[TASK GOAL]: The full set of records must be set down verbatim.

[DATASET EXCERPTS]:
┌──
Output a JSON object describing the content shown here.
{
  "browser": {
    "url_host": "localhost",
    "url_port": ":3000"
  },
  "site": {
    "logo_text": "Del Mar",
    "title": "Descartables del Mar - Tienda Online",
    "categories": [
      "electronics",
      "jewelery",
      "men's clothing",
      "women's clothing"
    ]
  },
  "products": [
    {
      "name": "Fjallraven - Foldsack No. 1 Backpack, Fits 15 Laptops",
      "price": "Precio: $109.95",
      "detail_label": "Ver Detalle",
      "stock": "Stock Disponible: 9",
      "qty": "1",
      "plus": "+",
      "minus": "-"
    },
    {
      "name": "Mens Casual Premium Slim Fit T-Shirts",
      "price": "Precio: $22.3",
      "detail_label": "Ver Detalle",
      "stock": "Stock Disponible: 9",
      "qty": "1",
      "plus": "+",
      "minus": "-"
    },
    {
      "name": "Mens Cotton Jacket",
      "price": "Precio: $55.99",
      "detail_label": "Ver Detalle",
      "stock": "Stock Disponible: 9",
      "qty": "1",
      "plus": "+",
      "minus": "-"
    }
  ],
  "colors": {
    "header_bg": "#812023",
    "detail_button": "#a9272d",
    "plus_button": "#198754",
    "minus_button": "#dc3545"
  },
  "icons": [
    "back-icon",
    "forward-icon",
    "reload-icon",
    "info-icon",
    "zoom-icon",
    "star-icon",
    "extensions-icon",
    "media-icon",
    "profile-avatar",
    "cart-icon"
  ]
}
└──
[ANSWER TO THIS PROBLEM]:
Output a JSON object describing the content shown here.
{
  "browser": {
    "url_host": "localhost",
    "url_port": ":3000"
  },
  "site": {
    "logo_text": "Del Mar",
    "title": "Descartables del Mar - Tienda Online",
    "categories": [
      "electronics",
      "jewelery",
      "men's clothing",
      "women's clothing"
    ]
  },
  "products": [
    {
      "name": "Fjallraven - Foldsack No. 1 Backpack, Fits 15 Laptops",
      "price": "Precio: $109.95",
      "detail_label": "Ver Detalle",
      "stock": "Stock Disponible: 9",
      "qty": "1",
      "plus": "+",
      "minus": "-"
    },
    {
      "name": "Mens Casual Premium Slim Fit T-Shirts",
      "price": "Precio: $22.3",
      "detail_label": "Ver Detalle",
      "stock": "Stock Disponible: 9",
      "qty": "1",
      "plus": "+",
      "minus": "-"
    },
    {
      "name": "Mens Cotton Jacket",
      "price": "Precio: $55.99",
      "detail_label": "Ver Detalle",
      "stock": "Stock Disponible: 9",
      "qty": "1",
      "plus": "+",
      "minus": "-"
    }
  ],
  "colors": {
    "header_bg": "#812023",
    "detail_button": "#a9272d",
    "plus_button": "#198754",
    "minus_button": "#dc3545"
  },
  "icons": [
    "back-icon",
    "forward-icon",
    "reload-icon",
    "info-icon",
    "zoom-icon",
    "star-icon",
    "extensions-icon",
    "media-icon",
    "profile-avatar",
    "cart-icon"
  ]
}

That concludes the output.